● **Task statement**
Retype each line of the material exactly, please, skipping any picture in it.
◆ ◆ ◆ ◆ ◆
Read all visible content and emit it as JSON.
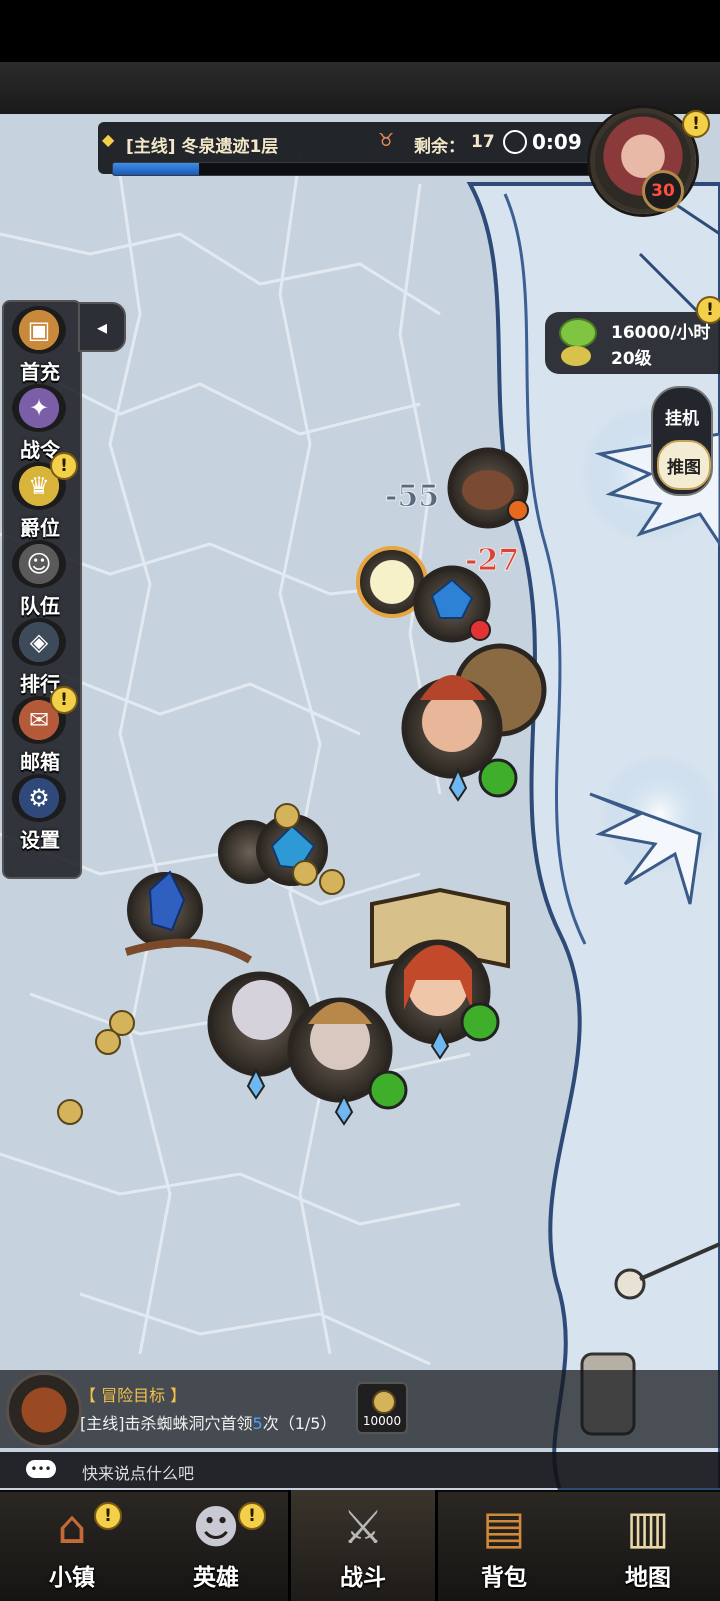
{
  "stage": {
    "title": "[主线] 冬泉遗迹1层",
    "remaining_label": "剩余：",
    "remaining_count": "17",
    "timer": "0:09",
    "progress": 0.18
  },
  "boss": {
    "level": "30"
  },
  "side_menu": {
    "items": [
      {
        "label": "首充",
        "icon": "treasure-chest-icon",
        "alert": false
      },
      {
        "label": "战令",
        "icon": "winged-crest-icon",
        "alert": false
      },
      {
        "label": "爵位",
        "icon": "crown-icon",
        "alert": true
      },
      {
        "label": "队伍",
        "icon": "team-faces-icon",
        "alert": false
      },
      {
        "label": "排行",
        "icon": "ranking-emblem-icon",
        "alert": false
      },
      {
        "label": "邮箱",
        "icon": "mail-envelope-icon",
        "alert": true
      },
      {
        "label": "设置",
        "icon": "gear-icon",
        "alert": false
      }
    ]
  },
  "income": {
    "rate": "16000/小时",
    "level": "20级"
  },
  "auto_toggle": {
    "idle": "挂机",
    "push": "推图"
  },
  "damage": [
    "-55",
    "-27"
  ],
  "quest": {
    "title": "【 冒险目标 】",
    "desc_prefix": "[主线]击杀蜘蛛洞穴首领",
    "desc_count": "5",
    "desc_suffix": "次（1/5）",
    "reward_amount": "10000"
  },
  "chat": {
    "placeholder": "快来说点什么吧"
  },
  "nav": {
    "tabs": [
      {
        "label": "小镇",
        "icon": "town-icon",
        "alert": true,
        "active": false
      },
      {
        "label": "英雄",
        "icon": "hero-icon",
        "alert": true,
        "active": false
      },
      {
        "label": "战斗",
        "icon": "crossed-swords-icon",
        "alert": false,
        "active": true
      },
      {
        "label": "背包",
        "icon": "backpack-icon",
        "alert": false,
        "active": false
      },
      {
        "label": "地图",
        "icon": "map-scroll-icon",
        "alert": false,
        "active": false
      }
    ]
  },
  "colors": {
    "accent_gold": "#f3d04a",
    "progress_blue": "#3f8ee8",
    "damage_red": "#d8433a",
    "damage_grey": "#5a6a7c"
  }
}
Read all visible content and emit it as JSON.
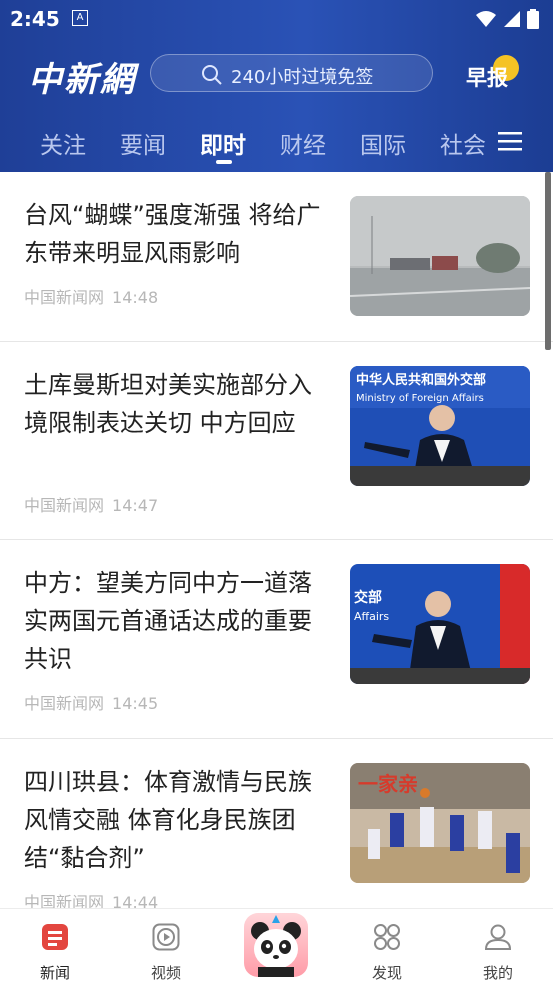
{
  "status_bar": {
    "time": "2:45",
    "notif_letter": "A"
  },
  "header": {
    "logo": "中新網",
    "search_placeholder": "240小时过境免签",
    "morning_label": "早报"
  },
  "tabs": [
    {
      "label": "关注",
      "active": false
    },
    {
      "label": "要闻",
      "active": false
    },
    {
      "label": "即时",
      "active": true
    },
    {
      "label": "财经",
      "active": false
    },
    {
      "label": "国际",
      "active": false
    },
    {
      "label": "社会",
      "active": false
    }
  ],
  "news": [
    {
      "title": "台风“蝴蝶”强度渐强 将给广东带来明显风雨影响",
      "source": "中国新闻网",
      "time": "14:48",
      "image": "typhoon-highway-photo"
    },
    {
      "title": "土库曼斯坦对美实施部分入境限制表达关切 中方回应",
      "source": "中国新闻网",
      "time": "14:47",
      "image": "mfa-press-conference-photo",
      "image_text_line1": "中华人民共和国外交部",
      "image_text_line2": "Ministry of Foreign Affairs"
    },
    {
      "title": "中方：望美方同中方一道落实两国元首通话达成的重要共识",
      "source": "中国新闻网",
      "time": "14:45",
      "image": "mfa-spokesman-photo",
      "image_text_line1": "交部",
      "image_text_line2": "Affairs"
    },
    {
      "title": "四川珙县：体育激情与民族风情交融 体育化身民族团结“黏合剂”",
      "source": "中国新闻网",
      "time": "14:44",
      "image": "basketball-game-photo",
      "image_text_line1": "一家亲"
    }
  ],
  "bottom_nav": [
    {
      "label": "新闻",
      "icon": "news-icon",
      "active": true
    },
    {
      "label": "视频",
      "icon": "video-icon",
      "active": false
    },
    {
      "label": "",
      "icon": "panda-mascot-icon",
      "active": false
    },
    {
      "label": "发现",
      "icon": "discover-icon",
      "active": false
    },
    {
      "label": "我的",
      "icon": "profile-icon",
      "active": false
    }
  ],
  "colors": {
    "header_bg": "#2447a6",
    "nav_active": "#e3463f",
    "meta_gray": "#b7b7b7"
  }
}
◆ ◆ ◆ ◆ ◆
● **Task answer**
Read all visible content and emit it as JSON.
{
  "stage": {
    "title": "[主线] 冬泉遗迹1层",
    "remaining_label": "剩余：",
    "remaining_count": "17",
    "timer": "0:09",
    "progress": 0.18
  },
  "boss": {
    "level": "30"
  },
  "side_menu": {
    "items": [
      {
        "label": "首充",
        "icon": "treasure-chest-icon",
        "alert": false
      },
      {
        "label": "战令",
        "icon": "winged-crest-icon",
        "alert": false
      },
      {
        "label": "爵位",
        "icon": "crown-icon",
        "alert": true
      },
      {
        "label": "队伍",
        "icon": "team-faces-icon",
        "alert": false
      },
      {
        "label": "排行",
        "icon": "ranking-emblem-icon",
        "alert": false
      },
      {
        "label": "邮箱",
        "icon": "mail-envelope-icon",
        "alert": true
      },
      {
        "label": "设置",
        "icon": "gear-icon",
        "alert": false
      }
    ]
  },
  "income": {
    "rate": "16000/小时",
    "level": "20级"
  },
  "auto_toggle": {
    "idle": "挂机",
    "push": "推图"
  },
  "damage": [
    "-55",
    "-27"
  ],
  "quest": {
    "title": "【 冒险目标 】",
    "desc_prefix": "[主线]击杀蜘蛛洞穴首领",
    "desc_count": "5",
    "desc_suffix": "次（1/5）",
    "reward_amount": "10000"
  },
  "chat": {
    "placeholder": "快来说点什么吧"
  },
  "nav": {
    "tabs": [
      {
        "label": "小镇",
        "icon": "town-icon",
        "alert": true,
        "active": false
      },
      {
        "label": "英雄",
        "icon": "hero-icon",
        "alert": true,
        "active": false
      },
      {
        "label": "战斗",
        "icon": "crossed-swords-icon",
        "alert": false,
        "active": true
      },
      {
        "label": "背包",
        "icon": "backpack-icon",
        "alert": false,
        "active": false
      },
      {
        "label": "地图",
        "icon": "map-scroll-icon",
        "alert": false,
        "active": false
      }
    ]
  },
  "colors": {
    "accent_gold": "#f3d04a",
    "progress_blue": "#3f8ee8",
    "damage_red": "#d8433a",
    "damage_grey": "#5a6a7c"
  }
}
Read all visible content and emit it as JSON.
{
  "status_bar": {
    "time": "2:45",
    "notif_letter": "A"
  },
  "header": {
    "logo": "中新網",
    "search_placeholder": "240小时过境免签",
    "morning_label": "早报"
  },
  "tabs": [
    {
      "label": "关注",
      "active": false
    },
    {
      "label": "要闻",
      "active": false
    },
    {
      "label": "即时",
      "active": true
    },
    {
      "label": "财经",
      "active": false
    },
    {
      "label": "国际",
      "active": false
    },
    {
      "label": "社会",
      "active": false
    }
  ],
  "news": [
    {
      "title": "台风“蝴蝶”强度渐强 将给广东带来明显风雨影响",
      "source": "中国新闻网",
      "time": "14:48",
      "image": "typhoon-highway-photo"
    },
    {
      "title": "土库曼斯坦对美实施部分入境限制表达关切 中方回应",
      "source": "中国新闻网",
      "time": "14:47",
      "image": "mfa-press-conference-photo",
      "image_text_line1": "中华人民共和国外交部",
      "image_text_line2": "Ministry of Foreign Affairs"
    },
    {
      "title": "中方：望美方同中方一道落实两国元首通话达成的重要共识",
      "source": "中国新闻网",
      "time": "14:45",
      "image": "mfa-spokesman-photo",
      "image_text_line1": "交部",
      "image_text_line2": "Affairs"
    },
    {
      "title": "四川珙县：体育激情与民族风情交融 体育化身民族团结“黏合剂”",
      "source": "中国新闻网",
      "time": "14:44",
      "image": "basketball-game-photo",
      "image_text_line1": "一家亲"
    }
  ],
  "bottom_nav": [
    {
      "label": "新闻",
      "icon": "news-icon",
      "active": true
    },
    {
      "label": "视频",
      "icon": "video-icon",
      "active": false
    },
    {
      "label": "",
      "icon": "panda-mascot-icon",
      "active": false
    },
    {
      "label": "发现",
      "icon": "discover-icon",
      "active": false
    },
    {
      "label": "我的",
      "icon": "profile-icon",
      "active": false
    }
  ],
  "colors": {
    "header_bg": "#2447a6",
    "nav_active": "#e3463f",
    "meta_gray": "#b7b7b7"
  }
}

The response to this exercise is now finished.